CEO and founder of Social Fresh, the social media education company. Jason is a social media consultant, a social media speaker and industry analyst. He consults with corporations and agencies on social media strategy, building community, and influencer...

  • http://twitter.com/geoffliving Geoff Livingston

    People really want to feel important.  That’s the bottom line, even chemically induced!

  • http://freshome.com/ Mihai @ Freshome.com

    This post has some interesting facts but it would be better if there would be a few examples on how you can use this for your own brand.

  • http://twitter.com/ddiament Dario Diament

    I love this subject. This is a presentation we gave on Social Media Week about Gamification, where we used Dopamine as the Trigger for Social Media actions. 

  • http://freshome.com/ Mihai @ Freshome.com

    Great presentation Dario !

  • http://josephratliff.com/blog JosephRatliff

    Great article Jason.  The “turning down money” part was an eye-opener for me.

    As a sidenote… in your author bio at the end it starts “CEO and founder of Social Fresh, te social media…”

    I might add an “h” in there some where ;)


  • http://socialfreshacademy.com/ Jason Keath

    Thanks. Corrected.

  • Shadi Halloun

    Great article.
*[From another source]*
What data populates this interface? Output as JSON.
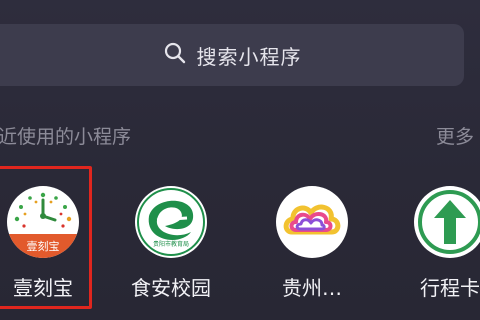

This is a core change that I need to make in my website, to ask people more about themselves, and to help them “show” others their subjective opinions. Thanks a lot Jason:)